66 MANAGEMENT INFORMATION SYSTEMS FOR MICROFINANCE INSTITUTIONS: A HANDBOOK Incentive Schemes for Staff (New York: PACT Publications, 1993) and Robert Peck Christen, Banking Services for the Poor: Managing for Financial Success (Washington, D.C.: ACCION, 1997, section 5.3.1). 5. There is no standard terminology on ﬁnancial margins, so they cannot be com- pared among institutions without ﬁrst carefully deﬁning the composition of the income and expense clusters that determine them. For example, sometimes loan loss provisions are considered before calculation of the net ﬁnancial margin, sometimes they are grouped into operating expenses—and sometimes the microﬁnance institution neglects to consider them. 6. A common approach for overhead is to allocate nonﬁnancial overhead costs to each program in proportion to its share of direct expenses. Financial costs would be allocated to each program in proportion to its share of lending funds. 7. Use of the inﬂation rate for this purpose is common, but seldom adequate. Whether a prime rate or an interbank rate is a good proxy for an institution’s eventual cost of commercial funding depends on its plans and on local circumstances. 8. Some countries, particularly in Latin America, require inﬂation-adjusted account- ing that shows the current year’s and cumulative adjustments on the balance sheet. Since this practice is not allowable in countries that have not adopted this standard, the approach presented here accounts for these adjustments only on the adjusted income statement and does not alter the income statement and balance sheet, which auditors must review and approve. For a more detailed treatment of inﬂation-adjusted accounting see Robert Peck Christen, Banking Services for the Poor: Managing for Financial Success (Washington, D.C.: ACCION, 1997, section 2.1). 9. When calculating average balances, it is important to include as many data points as possible to obtain an accurate average.
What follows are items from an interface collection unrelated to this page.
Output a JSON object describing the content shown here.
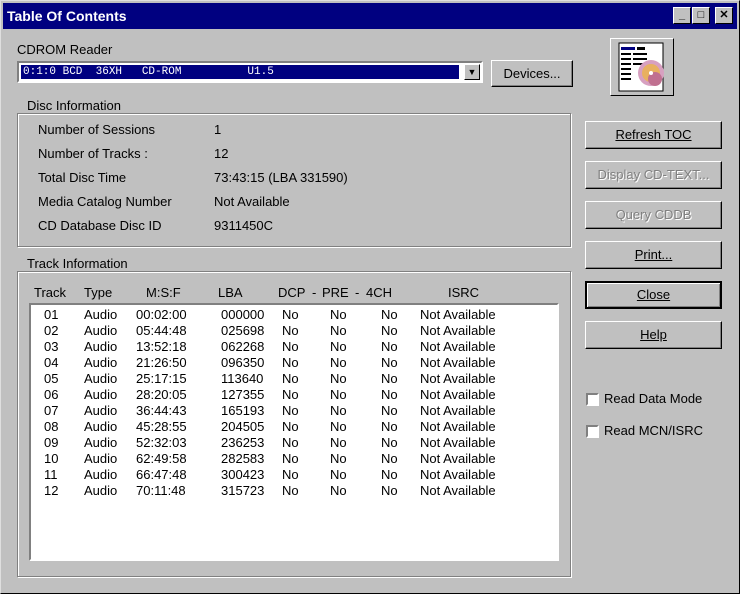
{
  "window": {
    "title": "Table Of Contents"
  },
  "titlebar_buttons": {
    "minimize": "_",
    "maximize": "□",
    "close": "✕"
  },
  "reader": {
    "label": "CDROM Reader",
    "selected": "0:1:0 BCD  36XH   CD-ROM          U1.5",
    "devices_button": "Devices..."
  },
  "disc_info": {
    "title": "Disc Information",
    "rows": [
      {
        "label": "Number of Sessions",
        "value": "1"
      },
      {
        "label": "Number of Tracks  :",
        "value": "12"
      },
      {
        "label": "Total Disc Time",
        "value": "73:43:15  (LBA 331590)"
      },
      {
        "label": "Media Catalog Number",
        "value": "Not Available"
      },
      {
        "label": "CD Database Disc ID",
        "value": "9311450C"
      }
    ]
  },
  "track_info": {
    "title": "Track Information",
    "headers": [
      "Track",
      "Type",
      "M:S:F",
      "LBA",
      "DCP",
      "-",
      "PRE",
      "-",
      "4CH",
      "ISRC"
    ],
    "rows": [
      [
        "01",
        "Audio",
        "00:02:00",
        "000000",
        "No",
        "No",
        "No",
        "Not Available"
      ],
      [
        "02",
        "Audio",
        "05:44:48",
        "025698",
        "No",
        "No",
        "No",
        "Not Available"
      ],
      [
        "03",
        "Audio",
        "13:52:18",
        "062268",
        "No",
        "No",
        "No",
        "Not Available"
      ],
      [
        "04",
        "Audio",
        "21:26:50",
        "096350",
        "No",
        "No",
        "No",
        "Not Available"
      ],
      [
        "05",
        "Audio",
        "25:17:15",
        "113640",
        "No",
        "No",
        "No",
        "Not Available"
      ],
      [
        "06",
        "Audio",
        "28:20:05",
        "127355",
        "No",
        "No",
        "No",
        "Not Available"
      ],
      [
        "07",
        "Audio",
        "36:44:43",
        "165193",
        "No",
        "No",
        "No",
        "Not Available"
      ],
      [
        "08",
        "Audio",
        "45:28:55",
        "204505",
        "No",
        "No",
        "No",
        "Not Available"
      ],
      [
        "09",
        "Audio",
        "52:32:03",
        "236253",
        "No",
        "No",
        "No",
        "Not Available"
      ],
      [
        "10",
        "Audio",
        "62:49:58",
        "282583",
        "No",
        "No",
        "No",
        "Not Available"
      ],
      [
        "11",
        "Audio",
        "66:47:48",
        "300423",
        "No",
        "No",
        "No",
        "Not Available"
      ],
      [
        "12",
        "Audio",
        "70:11:48",
        "315723",
        "No",
        "No",
        "No",
        "Not Available"
      ]
    ]
  },
  "buttons": {
    "refresh": "Refresh TOC",
    "cdtext": "Display CD-TEXT...",
    "cddb": "Query CDDB",
    "print": "Print...",
    "close": "Close",
    "help": "Help"
  },
  "checkboxes": {
    "read_data_mode": "Read Data Mode",
    "read_mcn_isrc": "Read MCN/ISRC"
  },
  "colors": {
    "titlebar": "#000080",
    "face": "#c0c0c0",
    "selection": "#000080"
  },
  "icons": {
    "app": "toc-document-icon"
  }
}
Generally, monthly balances should be used. The opening balance for the period under consideration and the ending balances from each period should be added and the result divided by n + 1, where n is the number of periods. For example, an annual average would be divided by 13. 10. When a microﬁnance institution assumes a liability denominated in a foreign cur- rency, it should—if local ﬁnancial reporting regulations allow—establish a reserve of at least the equivalent value of the liability in the foreign currency, to ensure that it has ade- quate foreign currency resources to repay the loan. Internal adjusted ﬁnancial statements should reﬂect these reserve calculations. 11. For further information on CGAP’s Business Planning Operational Model contact CGAP.